— Task prompt —
I would like every line of the records below that contains the word "оружием" copied.

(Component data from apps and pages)
****************

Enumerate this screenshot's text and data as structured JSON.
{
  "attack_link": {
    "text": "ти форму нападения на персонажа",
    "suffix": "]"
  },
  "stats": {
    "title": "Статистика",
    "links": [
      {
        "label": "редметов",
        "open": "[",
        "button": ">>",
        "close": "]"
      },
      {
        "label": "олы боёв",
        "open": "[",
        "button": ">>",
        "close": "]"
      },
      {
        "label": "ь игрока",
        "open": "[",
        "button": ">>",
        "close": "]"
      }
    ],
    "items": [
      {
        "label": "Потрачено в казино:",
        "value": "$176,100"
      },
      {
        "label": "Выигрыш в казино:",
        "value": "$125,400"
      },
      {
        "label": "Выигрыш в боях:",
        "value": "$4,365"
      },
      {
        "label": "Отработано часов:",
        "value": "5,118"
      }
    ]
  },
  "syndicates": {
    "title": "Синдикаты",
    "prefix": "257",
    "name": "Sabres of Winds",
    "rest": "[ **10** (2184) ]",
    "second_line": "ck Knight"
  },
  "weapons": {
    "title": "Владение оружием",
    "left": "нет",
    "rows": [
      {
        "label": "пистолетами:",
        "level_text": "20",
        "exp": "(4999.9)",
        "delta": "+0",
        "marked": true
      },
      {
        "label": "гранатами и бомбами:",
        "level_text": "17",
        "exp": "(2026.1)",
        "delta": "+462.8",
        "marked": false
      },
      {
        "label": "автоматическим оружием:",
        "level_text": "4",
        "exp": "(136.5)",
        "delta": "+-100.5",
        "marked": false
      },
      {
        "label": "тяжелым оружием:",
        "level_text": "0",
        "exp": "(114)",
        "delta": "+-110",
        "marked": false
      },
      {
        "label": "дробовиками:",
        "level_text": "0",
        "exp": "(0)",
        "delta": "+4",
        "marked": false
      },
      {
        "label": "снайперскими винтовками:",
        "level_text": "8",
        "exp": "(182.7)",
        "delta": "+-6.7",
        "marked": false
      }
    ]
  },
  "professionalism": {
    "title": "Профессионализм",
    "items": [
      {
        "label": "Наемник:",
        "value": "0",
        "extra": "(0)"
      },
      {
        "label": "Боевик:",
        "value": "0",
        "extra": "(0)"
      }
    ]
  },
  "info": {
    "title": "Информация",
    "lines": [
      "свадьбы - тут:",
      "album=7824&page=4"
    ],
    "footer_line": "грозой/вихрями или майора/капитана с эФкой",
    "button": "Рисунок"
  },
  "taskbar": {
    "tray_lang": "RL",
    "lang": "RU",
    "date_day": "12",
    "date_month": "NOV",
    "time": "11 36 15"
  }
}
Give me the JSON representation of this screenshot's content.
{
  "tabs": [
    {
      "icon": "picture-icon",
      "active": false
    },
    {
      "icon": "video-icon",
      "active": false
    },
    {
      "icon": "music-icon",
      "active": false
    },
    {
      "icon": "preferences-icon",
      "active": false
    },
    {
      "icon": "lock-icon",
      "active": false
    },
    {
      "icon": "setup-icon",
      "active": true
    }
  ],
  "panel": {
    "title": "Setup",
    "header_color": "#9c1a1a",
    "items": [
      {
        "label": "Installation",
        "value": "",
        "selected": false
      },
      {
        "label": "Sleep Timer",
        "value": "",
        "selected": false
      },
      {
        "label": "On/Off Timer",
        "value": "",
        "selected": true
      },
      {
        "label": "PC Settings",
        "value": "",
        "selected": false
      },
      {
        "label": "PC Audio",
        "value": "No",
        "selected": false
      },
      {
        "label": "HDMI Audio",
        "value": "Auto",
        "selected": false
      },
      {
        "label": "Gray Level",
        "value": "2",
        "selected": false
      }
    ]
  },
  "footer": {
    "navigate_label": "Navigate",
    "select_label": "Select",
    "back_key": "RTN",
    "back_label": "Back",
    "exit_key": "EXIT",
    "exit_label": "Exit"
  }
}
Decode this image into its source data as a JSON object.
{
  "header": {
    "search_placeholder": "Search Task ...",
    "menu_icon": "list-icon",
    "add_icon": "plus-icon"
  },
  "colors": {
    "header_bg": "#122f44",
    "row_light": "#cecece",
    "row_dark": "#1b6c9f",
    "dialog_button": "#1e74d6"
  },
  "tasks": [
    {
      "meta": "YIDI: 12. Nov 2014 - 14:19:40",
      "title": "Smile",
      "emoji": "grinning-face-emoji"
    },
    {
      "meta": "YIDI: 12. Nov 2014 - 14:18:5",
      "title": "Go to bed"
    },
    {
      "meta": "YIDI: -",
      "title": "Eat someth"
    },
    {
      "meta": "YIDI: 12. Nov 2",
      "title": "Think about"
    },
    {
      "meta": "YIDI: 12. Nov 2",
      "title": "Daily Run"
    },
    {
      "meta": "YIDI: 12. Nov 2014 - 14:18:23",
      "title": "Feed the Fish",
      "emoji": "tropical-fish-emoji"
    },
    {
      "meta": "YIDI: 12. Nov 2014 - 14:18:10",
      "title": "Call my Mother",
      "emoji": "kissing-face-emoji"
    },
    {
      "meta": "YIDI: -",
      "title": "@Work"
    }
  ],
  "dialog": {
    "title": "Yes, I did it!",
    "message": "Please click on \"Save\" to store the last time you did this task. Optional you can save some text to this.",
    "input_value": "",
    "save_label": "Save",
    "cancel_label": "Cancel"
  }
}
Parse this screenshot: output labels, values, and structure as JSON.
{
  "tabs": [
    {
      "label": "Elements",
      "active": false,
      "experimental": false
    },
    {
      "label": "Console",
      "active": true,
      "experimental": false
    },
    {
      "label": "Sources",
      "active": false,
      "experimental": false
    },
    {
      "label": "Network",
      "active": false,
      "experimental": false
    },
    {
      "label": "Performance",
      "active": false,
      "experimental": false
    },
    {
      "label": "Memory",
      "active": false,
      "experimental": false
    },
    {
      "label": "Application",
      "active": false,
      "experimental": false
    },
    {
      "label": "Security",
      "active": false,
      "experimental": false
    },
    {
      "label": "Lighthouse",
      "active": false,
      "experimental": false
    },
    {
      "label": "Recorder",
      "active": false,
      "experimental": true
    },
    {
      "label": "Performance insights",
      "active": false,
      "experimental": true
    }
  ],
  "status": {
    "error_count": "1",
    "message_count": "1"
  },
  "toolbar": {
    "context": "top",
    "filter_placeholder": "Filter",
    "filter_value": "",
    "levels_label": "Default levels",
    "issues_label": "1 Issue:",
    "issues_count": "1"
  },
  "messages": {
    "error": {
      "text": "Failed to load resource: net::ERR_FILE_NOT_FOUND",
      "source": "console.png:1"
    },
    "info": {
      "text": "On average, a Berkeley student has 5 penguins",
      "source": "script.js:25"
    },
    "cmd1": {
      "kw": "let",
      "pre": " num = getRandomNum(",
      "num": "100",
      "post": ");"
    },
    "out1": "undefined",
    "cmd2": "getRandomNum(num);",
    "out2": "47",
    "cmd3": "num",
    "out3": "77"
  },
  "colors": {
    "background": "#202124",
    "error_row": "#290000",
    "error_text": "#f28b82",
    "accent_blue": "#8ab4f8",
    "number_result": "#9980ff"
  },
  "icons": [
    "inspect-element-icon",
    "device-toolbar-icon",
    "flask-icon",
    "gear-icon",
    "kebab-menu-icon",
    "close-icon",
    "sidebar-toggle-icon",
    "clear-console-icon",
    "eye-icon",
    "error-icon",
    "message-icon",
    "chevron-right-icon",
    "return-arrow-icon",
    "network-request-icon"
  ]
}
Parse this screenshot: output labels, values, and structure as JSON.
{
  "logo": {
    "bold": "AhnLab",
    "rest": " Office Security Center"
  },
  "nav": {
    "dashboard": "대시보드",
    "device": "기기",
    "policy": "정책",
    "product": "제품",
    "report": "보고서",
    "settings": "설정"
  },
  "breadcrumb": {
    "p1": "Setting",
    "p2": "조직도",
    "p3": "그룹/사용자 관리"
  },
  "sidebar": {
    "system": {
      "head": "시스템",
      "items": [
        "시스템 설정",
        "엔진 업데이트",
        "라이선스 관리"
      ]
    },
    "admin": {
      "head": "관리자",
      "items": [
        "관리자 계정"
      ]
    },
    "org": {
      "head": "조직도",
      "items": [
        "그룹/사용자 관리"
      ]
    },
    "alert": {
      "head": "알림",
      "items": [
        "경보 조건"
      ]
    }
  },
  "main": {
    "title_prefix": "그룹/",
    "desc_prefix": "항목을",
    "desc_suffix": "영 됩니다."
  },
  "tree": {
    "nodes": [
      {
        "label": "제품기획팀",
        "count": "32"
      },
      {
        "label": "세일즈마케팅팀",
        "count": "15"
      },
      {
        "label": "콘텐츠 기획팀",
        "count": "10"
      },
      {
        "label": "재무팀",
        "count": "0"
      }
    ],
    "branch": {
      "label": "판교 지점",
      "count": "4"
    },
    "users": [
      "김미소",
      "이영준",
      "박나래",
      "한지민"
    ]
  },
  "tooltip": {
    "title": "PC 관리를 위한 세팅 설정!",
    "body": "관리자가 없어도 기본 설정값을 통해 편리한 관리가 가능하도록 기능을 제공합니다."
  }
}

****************

— Output for this exercise —
    "title": "Владение оружием",
        "label": "автоматическим оружием:",
        "label": "тяжелым оружием:",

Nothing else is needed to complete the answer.